%%

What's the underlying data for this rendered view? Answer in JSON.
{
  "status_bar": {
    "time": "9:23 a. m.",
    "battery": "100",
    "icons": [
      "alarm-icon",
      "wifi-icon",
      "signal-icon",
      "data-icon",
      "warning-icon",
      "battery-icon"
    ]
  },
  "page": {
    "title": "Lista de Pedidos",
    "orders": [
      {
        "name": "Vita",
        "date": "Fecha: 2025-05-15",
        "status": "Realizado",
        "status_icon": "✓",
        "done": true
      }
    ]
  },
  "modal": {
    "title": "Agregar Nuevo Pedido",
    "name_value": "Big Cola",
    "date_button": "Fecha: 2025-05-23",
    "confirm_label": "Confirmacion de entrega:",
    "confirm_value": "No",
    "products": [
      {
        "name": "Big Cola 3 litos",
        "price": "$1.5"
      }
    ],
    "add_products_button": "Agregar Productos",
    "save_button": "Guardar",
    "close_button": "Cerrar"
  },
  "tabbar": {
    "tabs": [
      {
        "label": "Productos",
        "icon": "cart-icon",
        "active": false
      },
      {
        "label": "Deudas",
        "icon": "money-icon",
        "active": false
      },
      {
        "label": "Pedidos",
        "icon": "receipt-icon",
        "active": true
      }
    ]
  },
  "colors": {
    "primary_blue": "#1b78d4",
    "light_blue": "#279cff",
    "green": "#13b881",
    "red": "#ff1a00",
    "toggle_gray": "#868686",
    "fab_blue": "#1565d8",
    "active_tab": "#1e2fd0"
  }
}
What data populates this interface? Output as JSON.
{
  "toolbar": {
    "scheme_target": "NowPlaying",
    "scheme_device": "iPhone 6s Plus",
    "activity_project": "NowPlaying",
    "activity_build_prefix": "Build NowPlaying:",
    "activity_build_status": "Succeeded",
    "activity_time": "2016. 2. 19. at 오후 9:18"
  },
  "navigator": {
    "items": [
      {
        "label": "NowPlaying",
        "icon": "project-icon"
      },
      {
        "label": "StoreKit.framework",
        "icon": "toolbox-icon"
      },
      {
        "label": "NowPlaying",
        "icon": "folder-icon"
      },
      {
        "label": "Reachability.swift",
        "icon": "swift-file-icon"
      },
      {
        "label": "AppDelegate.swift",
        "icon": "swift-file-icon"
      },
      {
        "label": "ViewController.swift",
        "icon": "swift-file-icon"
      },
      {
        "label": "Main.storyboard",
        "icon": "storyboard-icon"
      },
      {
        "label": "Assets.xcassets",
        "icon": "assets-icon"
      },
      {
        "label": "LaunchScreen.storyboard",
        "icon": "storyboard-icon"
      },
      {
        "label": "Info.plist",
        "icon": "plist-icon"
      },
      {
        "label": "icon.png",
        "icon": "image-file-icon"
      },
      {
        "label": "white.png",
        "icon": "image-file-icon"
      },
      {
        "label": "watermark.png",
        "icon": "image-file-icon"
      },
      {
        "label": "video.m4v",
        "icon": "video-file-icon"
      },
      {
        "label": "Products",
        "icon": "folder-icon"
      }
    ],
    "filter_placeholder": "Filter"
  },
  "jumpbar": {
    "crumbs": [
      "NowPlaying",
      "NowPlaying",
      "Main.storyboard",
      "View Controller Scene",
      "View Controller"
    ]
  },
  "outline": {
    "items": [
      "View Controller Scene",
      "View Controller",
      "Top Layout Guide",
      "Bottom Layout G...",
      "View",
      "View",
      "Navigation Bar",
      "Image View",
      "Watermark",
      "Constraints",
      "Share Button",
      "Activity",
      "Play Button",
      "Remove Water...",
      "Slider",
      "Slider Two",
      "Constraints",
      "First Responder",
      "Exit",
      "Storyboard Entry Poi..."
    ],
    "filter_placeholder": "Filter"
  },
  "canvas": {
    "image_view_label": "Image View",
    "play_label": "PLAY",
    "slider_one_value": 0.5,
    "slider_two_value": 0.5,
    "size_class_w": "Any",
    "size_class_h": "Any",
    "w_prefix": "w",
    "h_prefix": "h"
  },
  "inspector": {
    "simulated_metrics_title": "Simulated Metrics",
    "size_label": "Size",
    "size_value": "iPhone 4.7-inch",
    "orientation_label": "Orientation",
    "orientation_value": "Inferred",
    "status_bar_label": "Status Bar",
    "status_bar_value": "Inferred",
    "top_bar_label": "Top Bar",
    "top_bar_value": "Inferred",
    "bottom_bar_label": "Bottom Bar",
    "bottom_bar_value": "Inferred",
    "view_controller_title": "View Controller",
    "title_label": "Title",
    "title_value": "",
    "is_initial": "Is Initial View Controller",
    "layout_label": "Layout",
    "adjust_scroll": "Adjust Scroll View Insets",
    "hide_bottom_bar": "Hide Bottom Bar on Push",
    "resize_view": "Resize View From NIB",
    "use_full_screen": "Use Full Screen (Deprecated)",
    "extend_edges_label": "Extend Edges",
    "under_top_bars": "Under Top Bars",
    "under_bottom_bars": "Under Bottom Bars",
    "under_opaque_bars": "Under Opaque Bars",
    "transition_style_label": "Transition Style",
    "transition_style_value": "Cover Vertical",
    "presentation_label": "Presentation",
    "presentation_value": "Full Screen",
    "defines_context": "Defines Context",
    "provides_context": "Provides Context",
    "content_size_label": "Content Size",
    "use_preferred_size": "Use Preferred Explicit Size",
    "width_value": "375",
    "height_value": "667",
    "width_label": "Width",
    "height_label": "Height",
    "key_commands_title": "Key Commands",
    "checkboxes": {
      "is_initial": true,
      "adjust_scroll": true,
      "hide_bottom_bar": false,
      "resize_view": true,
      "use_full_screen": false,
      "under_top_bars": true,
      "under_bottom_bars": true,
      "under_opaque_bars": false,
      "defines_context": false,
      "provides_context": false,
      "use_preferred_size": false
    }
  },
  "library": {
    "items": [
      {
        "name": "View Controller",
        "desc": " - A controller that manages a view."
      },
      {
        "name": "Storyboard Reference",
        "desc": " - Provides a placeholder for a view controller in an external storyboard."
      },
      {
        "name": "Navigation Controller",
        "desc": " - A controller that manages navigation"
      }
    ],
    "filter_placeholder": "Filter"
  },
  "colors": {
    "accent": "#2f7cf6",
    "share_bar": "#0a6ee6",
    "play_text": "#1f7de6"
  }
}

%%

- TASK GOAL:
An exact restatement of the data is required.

- RESULT FOR THIS TASK:
What's the underlying data for this rendered view? Answer in JSON.
{
  "status_bar": {
    "time": "9:23 a. m.",
    "battery": "100",
    "icons": [
      "alarm-icon",
      "wifi-icon",
      "signal-icon",
      "data-icon",
      "warning-icon",
      "battery-icon"
    ]
  },
  "page": {
    "title": "Lista de Pedidos",
    "orders": [
      {
        "name": "Vita",
        "date": "Fecha: 2025-05-15",
        "status": "Realizado",
        "status_icon": "✓",
        "done": true
      }
    ]
  },
  "modal": {
    "title": "Agregar Nuevo Pedido",
    "name_value": "Big Cola",
    "date_button": "Fecha: 2025-05-23",
    "confirm_label": "Confirmacion de entrega:",
    "confirm_value": "No",
    "products": [
      {
        "name": "Big Cola 3 litos",
        "price": "$1.5"
      }
    ],
    "add_products_button": "Agregar Productos",
    "save_button": "Guardar",
    "close_button": "Cerrar"
  },
  "tabbar": {
    "tabs": [
      {
        "label": "Productos",
        "icon": "cart-icon",
        "active": false
      },
      {
        "label": "Deudas",
        "icon": "money-icon",
        "active": false
      },
      {
        "label": "Pedidos",
        "icon": "receipt-icon",
        "active": true
      }
    ]
  },
  "colors": {
    "primary_blue": "#1b78d4",
    "light_blue": "#279cff",
    "green": "#13b881",
    "red": "#ff1a00",
    "toggle_gray": "#868686",
    "fab_blue": "#1565d8",
    "active_tab": "#1e2fd0"
  }
}
What data populates this interface? Output as JSON.
{
  "toolbar": {
    "scheme_target": "NowPlaying",
    "scheme_device": "iPhone 6s Plus",
    "activity_project": "NowPlaying",
    "activity_build_prefix": "Build NowPlaying:",
    "activity_build_status": "Succeeded",
    "activity_time": "2016. 2. 19. at 오후 9:18"
  },
  "navigator": {
    "items": [
      {
        "label": "NowPlaying",
        "icon": "project-icon"
      },
      {
        "label": "StoreKit.framework",
        "icon": "toolbox-icon"
      },
      {
        "label": "NowPlaying",
        "icon": "folder-icon"
      },
      {
        "label": "Reachability.swift",
        "icon": "swift-file-icon"
      },
      {
        "label": "AppDelegate.swift",
        "icon": "swift-file-icon"
      },
      {
        "label": "ViewController.swift",
        "icon": "swift-file-icon"
      },
      {
        "label": "Main.storyboard",
        "icon": "storyboard-icon"
      },
      {
        "label": "Assets.xcassets",
        "icon": "assets-icon"
      },
      {
        "label": "LaunchScreen.storyboard",
        "icon": "storyboard-icon"
      },
      {
        "label": "Info.plist",
        "icon": "plist-icon"
      },
      {
        "label": "icon.png",
        "icon": "image-file-icon"
      },
      {
        "label": "white.png",
        "icon": "image-file-icon"
      },
      {
        "label": "watermark.png",
        "icon": "image-file-icon"
      },
      {
        "label": "video.m4v",
        "icon": "video-file-icon"
      },
      {
        "label": "Products",
        "icon": "folder-icon"
      }
    ],
    "filter_placeholder": "Filter"
  },
  "jumpbar": {
    "crumbs": [
      "NowPlaying",
      "NowPlaying",
      "Main.storyboard",
      "View Controller Scene",
      "View Controller"
    ]
  },
  "outline": {
    "items": [
      "View Controller Scene",
      "View Controller",
      "Top Layout Guide",
      "Bottom Layout G...",
      "View",
      "View",
      "Navigation Bar",
      "Image View",
      "Watermark",
      "Constraints",
      "Share Button",
      "Activity",
      "Play Button",
      "Remove Water...",
      "Slider",
      "Slider Two",
      "Constraints",
      "First Responder",
      "Exit",
      "Storyboard Entry Poi..."
    ],
    "filter_placeholder": "Filter"
  },
  "canvas": {
    "image_view_label": "Image View",
    "play_label": "PLAY",
    "slider_one_value": 0.5,
    "slider_two_value": 0.5,
    "size_class_w": "Any",
    "size_class_h": "Any",
    "w_prefix": "w",
    "h_prefix": "h"
  },
  "inspector": {
    "simulated_metrics_title": "Simulated Metrics",
    "size_label": "Size",
    "size_value": "iPhone 4.7-inch",
    "orientation_label": "Orientation",
    "orientation_value": "Inferred",
    "status_bar_label": "Status Bar",
    "status_bar_value": "Inferred",
    "top_bar_label": "Top Bar",
    "top_bar_value": "Inferred",
    "bottom_bar_label": "Bottom Bar",
    "bottom_bar_value": "Inferred",
    "view_controller_title": "View Controller",
    "title_label": "Title",
    "title_value": "",
    "is_initial": "Is Initial View Controller",
    "layout_label": "Layout",
    "adjust_scroll": "Adjust Scroll View Insets",
    "hide_bottom_bar": "Hide Bottom Bar on Push",
    "resize_view": "Resize View From NIB",
    "use_full_screen": "Use Full Screen (Deprecated)",
    "extend_edges_label": "Extend Edges",
    "under_top_bars": "Under Top Bars",
    "under_bottom_bars": "Under Bottom Bars",
    "under_opaque_bars": "Under Opaque Bars",
    "transition_style_label": "Transition Style",
    "transition_style_value": "Cover Vertical",
    "presentation_label": "Presentation",
    "presentation_value": "Full Screen",
    "defines_context": "Defines Context",
    "provides_context": "Provides Context",
    "content_size_label": "Content Size",
    "use_preferred_size": "Use Preferred Explicit Size",
    "width_value": "375",
    "height_value": "667",
    "width_label": "Width",
    "height_label": "Height",
    "key_commands_title": "Key Commands",
    "checkboxes": {
      "is_initial": true,
      "adjust_scroll": true,
      "hide_bottom_bar": false,
      "resize_view": true,
      "use_full_screen": false,
      "under_top_bars": true,
      "under_bottom_bars": true,
      "under_opaque_bars": false,
      "defines_context": false,
      "provides_context": false,
      "use_preferred_size": false
    }
  },
  "library": {
    "items": [
      {
        "name": "View Controller",
        "desc": " - A controller that manages a view."
      },
      {
        "name": "Storyboard Reference",
        "desc": " - Provides a placeholder for a view controller in an external storyboard."
      },
      {
        "name": "Navigation Controller",
        "desc": " - A controller that manages navigation"
      }
    ],
    "filter_placeholder": "Filter"
  },
  "colors": {
    "accent": "#2f7cf6",
    "share_bar": "#0a6ee6",
    "play_text": "#1f7de6"
  }
}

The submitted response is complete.